Words mean nothing when you’re stressed out and longing for that familiar, harmful way to decompress. Even close to five years later, the numbness of having a drink or five is still ingrained in my psyche as the ideal evening. We must instead practice alternative actions. Since I don’t think as clearly in the evenings, after constantly confronting stress, I go to sleep early to subconsciously wade through that stress to arrive at actionable solutions.
Words mean nothing? If only it were that easy to ignore the comments of others! Especially when I haven’t been confident with my abilities or even my sense of self, even subtly critical statements would dig deep. Now it’s not so much that I don’t care, it’s just I really take a critical look at the sender. Do I know this person? Do I trust this person’s judgement in this area? If not, trash it!
Words mean nothing, which is funny coming from an individual that wants to be a professional writer. The problem with words is that people hide behind them. Instead of taking direct action, people instead hide behind implication and strict definitions. I’ve noticed the biggest factor determining whether someone will succeed or fail in their professional career depends not on what that person says, rather, what that person does.
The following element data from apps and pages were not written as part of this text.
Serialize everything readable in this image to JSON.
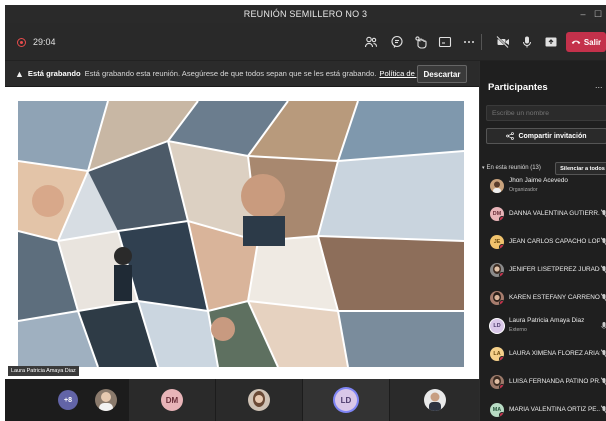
{
  "window": {
    "title": "REUNIÓN SEMILLERO NO 3",
    "minimize_glyph": "–",
    "maximize_glyph": "☐"
  },
  "toolbar": {
    "timer": "29:04",
    "leave_label": "Salir",
    "leave_color": "#c4314b",
    "icons": [
      "participants-icon",
      "chat-icon",
      "reactions-icon",
      "share-tray-icon",
      "more-options-icon",
      "camera-off-icon",
      "microphone-icon",
      "share-screen-icon",
      "phone-hangup-icon"
    ]
  },
  "banner": {
    "strong": "Está grabando",
    "message": "Está grabando esta reunión. Asegúrese de que todos sepan que se les está grabando.",
    "link": "Política de privacidad",
    "dismiss_label": "Descartar"
  },
  "stage": {
    "presenter_label": "Laura Patricia Amaya Diaz"
  },
  "strip": {
    "more_count": "+8",
    "tiles": [
      {
        "initials": "",
        "kind": "photo"
      },
      {
        "initials": "DM",
        "kind": "initials"
      },
      {
        "initials": "",
        "kind": "photo"
      },
      {
        "initials": "LD",
        "kind": "initials",
        "speaking": true
      },
      {
        "initials": "",
        "kind": "photo"
      }
    ]
  },
  "panel": {
    "title": "Participantes",
    "more_glyph": "...",
    "search_placeholder": "Escribe un nombre",
    "share_label": "Compartir invitación",
    "section_label": "En esta reunión (13)",
    "mute_all_label": "Silenciar a todos",
    "participants": [
      {
        "name": "Jhon Jaime Acevedo",
        "role": "Organizador",
        "initials": "",
        "avatar_color": "#c9a27c"
      },
      {
        "name": "DANNA VALENTINA GUTIERR...",
        "role": "",
        "initials": "DM",
        "avatar_color": "#e8b4b8"
      },
      {
        "name": "JEAN CARLOS CAPACHO LÓP...",
        "role": "",
        "initials": "JE",
        "avatar_color": "#f0c36d"
      },
      {
        "name": "JENIFER LISETPEREZ JURADO",
        "role": "",
        "initials": "",
        "avatar_color": "#8a8a8a"
      },
      {
        "name": "KAREN ESTEFANY CARREÑO ...",
        "role": "",
        "initials": "",
        "avatar_color": "#a67c6d"
      },
      {
        "name": "Laura Patricia Amaya Diaz",
        "role": "Externo",
        "initials": "LD",
        "avatar_color": "#d9c7e8"
      },
      {
        "name": "LAURA XIMENA FLOREZ ARIAS",
        "role": "",
        "initials": "LA",
        "avatar_color": "#f5d08a"
      },
      {
        "name": "LUISA FERNANDA PATIÑO PR...",
        "role": "",
        "initials": "",
        "avatar_color": "#9c7a6a"
      },
      {
        "name": "MARIA VALENTINA ORTIZ PE...",
        "role": "",
        "initials": "MA",
        "avatar_color": "#b8dcc4"
      }
    ]
  }
}
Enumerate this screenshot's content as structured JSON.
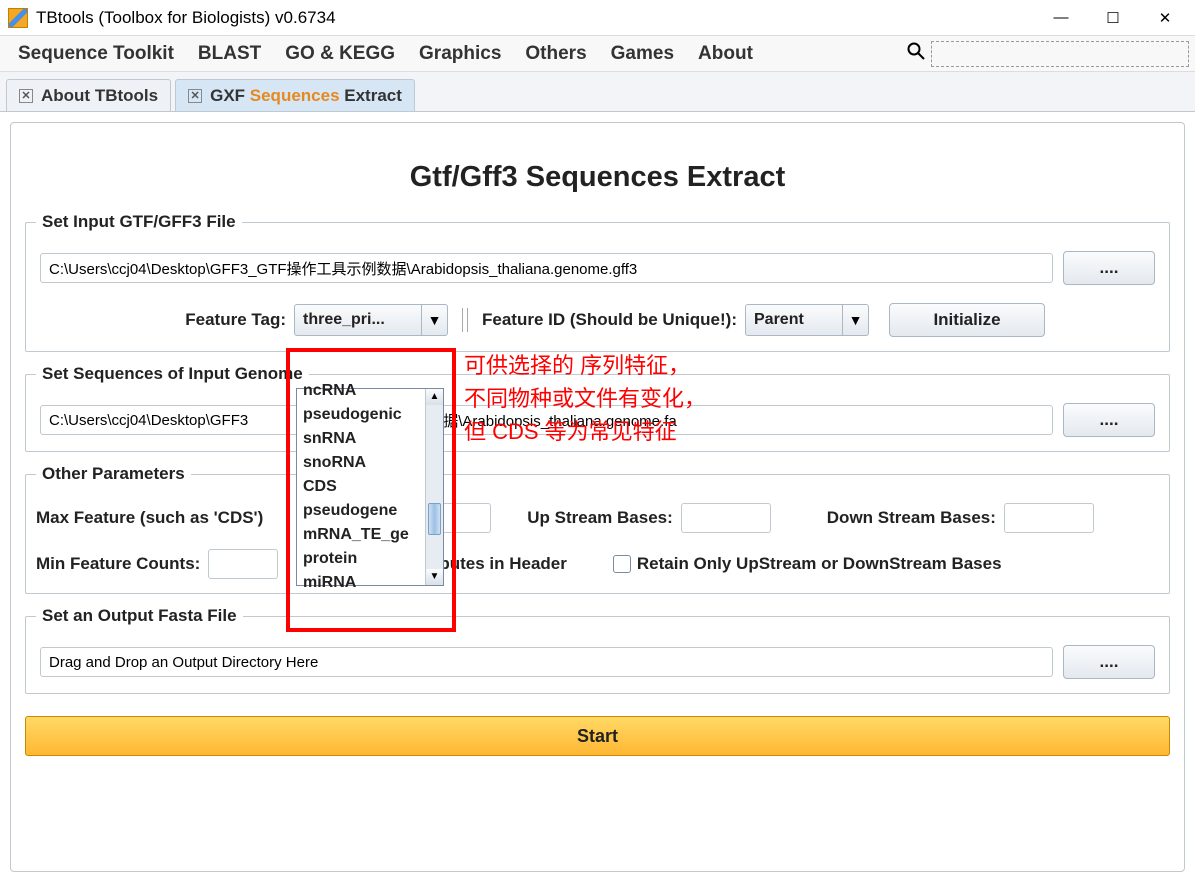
{
  "window": {
    "title": "TBtools (Toolbox for Biologists) v0.6734"
  },
  "menubar": {
    "items": [
      "Sequence Toolkit",
      "BLAST",
      "GO & KEGG",
      "Graphics",
      "Others",
      "Games",
      "About"
    ]
  },
  "tabs": [
    {
      "label": "About TBtools",
      "active": false
    },
    {
      "label_pre": "GXF ",
      "label_hi": "Sequences",
      "label_post": " Extract",
      "active": true
    }
  ],
  "page": {
    "title": "Gtf/Gff3 Sequences Extract"
  },
  "section_gff": {
    "legend": "Set Input GTF/GFF3 File",
    "path": "C:\\Users\\ccj04\\Desktop\\GFF3_GTF操作工具示例数据\\Arabidopsis_thaliana.genome.gff3",
    "browse": "....",
    "feature_tag_label": "Feature Tag:",
    "feature_tag_selected": "three_pri...",
    "feature_id_label": "Feature ID (Should be Unique!):",
    "feature_id_selected": "Parent",
    "initialize": "Initialize"
  },
  "section_genome": {
    "legend": "Set Sequences of Input Genome",
    "path_left": "C:\\Users\\ccj04\\Desktop\\GFF3",
    "path_right": "数据\\Arabidopsis_thaliana.genome.fa",
    "browse": "...."
  },
  "section_other": {
    "legend": "Other Parameters",
    "max_feature_label": "Max Feature (such as 'CDS')",
    "up_stream_label": "Up Stream Bases:",
    "down_stream_label": "Down Stream Bases:",
    "min_feature_label": "Min Feature Counts:",
    "retain_attr_label": "Retain Attributes in Header",
    "retain_only_label": "Retain Only UpStream or DownStream Bases"
  },
  "section_output": {
    "legend": "Set an Output Fasta File",
    "placeholder_text": "Drag and Drop an Output Directory Here",
    "browse": "...."
  },
  "start_label": "Start",
  "dropdown": {
    "items": [
      "ncRNA",
      "pseudogenic",
      "snRNA",
      "snoRNA",
      "CDS",
      "pseudogene",
      "mRNA_TE_ge",
      "protein",
      "miRNA"
    ]
  },
  "annotation": {
    "lines": [
      "可供选择的 序列特征，",
      "不同物种或文件有变化，",
      "但 CDS 等为常见特征"
    ]
  }
}
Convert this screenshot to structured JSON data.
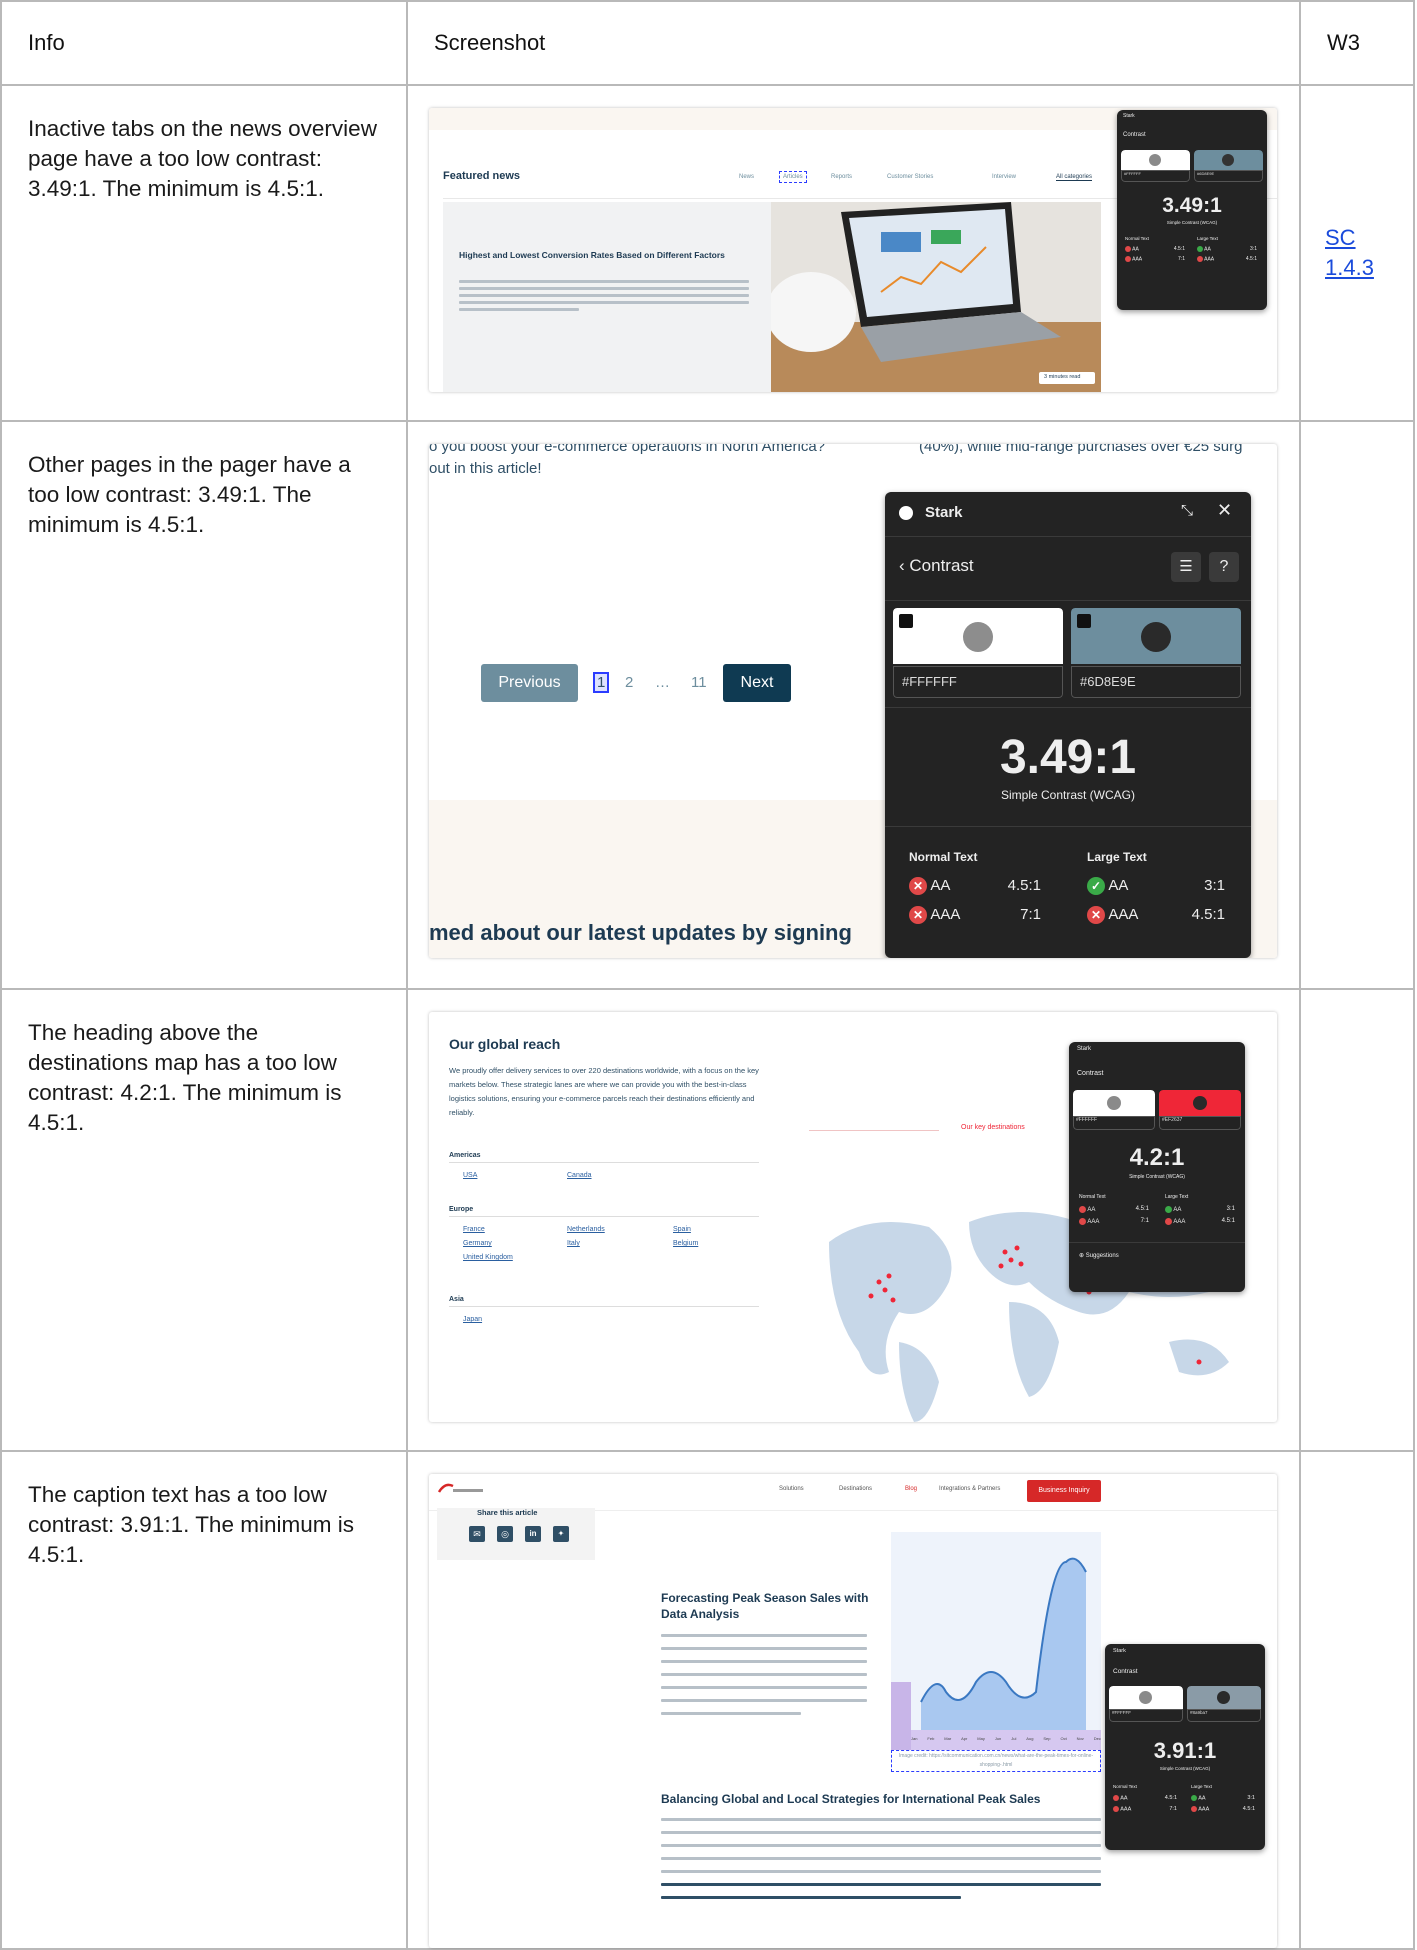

Here are five examples of my actions.
In ten years, I could see myself becoming substantially healthier. Especially if I expand upon my current exercise routine with more than just two 5-minute sets, and hold steady on my diet restrictions (there’s only one restriction: limited or no greasy foods), then the sky’s the limit. It’d be cool seeing the elaborate shots, props I’d build, and other ways I’d be using my increased fitness capabilities to tell more interesting stories in 2028. Until then…
In ten years, how will writing change? I imagine, firstly, we’ll be able to write more efficiently. I wrote this thought on my smartphone while waiting for an oil change, this before entering thrift store, this after not finding anything, and returned to my computer for this final draft. That flexibility in 2008 would have been great! How might that look in 2028? Let’s ask ourselves, via this open letter, how we can build better writing tools!
“In ten years of working with The Consulting Agency, five as director of Human Resources, the part that never gets easier is determining the root cause of behavioral issues like what happened to you, Sam. We- I’m sorry that I couldn’t guide Steve toward polite and professional standards. Please accept my deepest apology.”
“Oh, no, it’s OK, Addison. I know you’re doing your best.”
Sam’s boss Linda chuckled, “you at least owe her a promotion.”
In ten years, how will sobriety look? Not just mine, but our scientific understanding of addiction? We have antidepressants, anti-anxieties, antipsychotics, and SSRIs to potentially destroy our free-will to dampen our emotions. How about something less extreme? Will we have a pill addressing only the physical reactions to stress… possibly causing addiction? Will stories of insobriety still weigh me, and everyone, down? Will polite society become more accepting? Will we see sobriety root cause analysis?
In ten years, will I have this spider’s confidence? It stared right at me. To not be skittish around anyone I don’t fully know? To not feel embarrassed over the most minor, benign, and otherwise harmless social faux paus? The courage to talk to anyone? Compared to ten years ago, I do have more self-confidence, so I imagine in ten more years of practice, I’ll be closer. I have had glimpses of this spider’s confidence…
In ten years, I would like a job I don’t completely hate. I’ll accept a little bit of animosity when it comes to some minor things: waking up early to do certain tasks, writing about stuff I’m not completely passionate about, and working for others is fine. Just as long as everything is reasonable. So here’s a list of five things I’d like, more than anything, at the start of my 20th year of employment: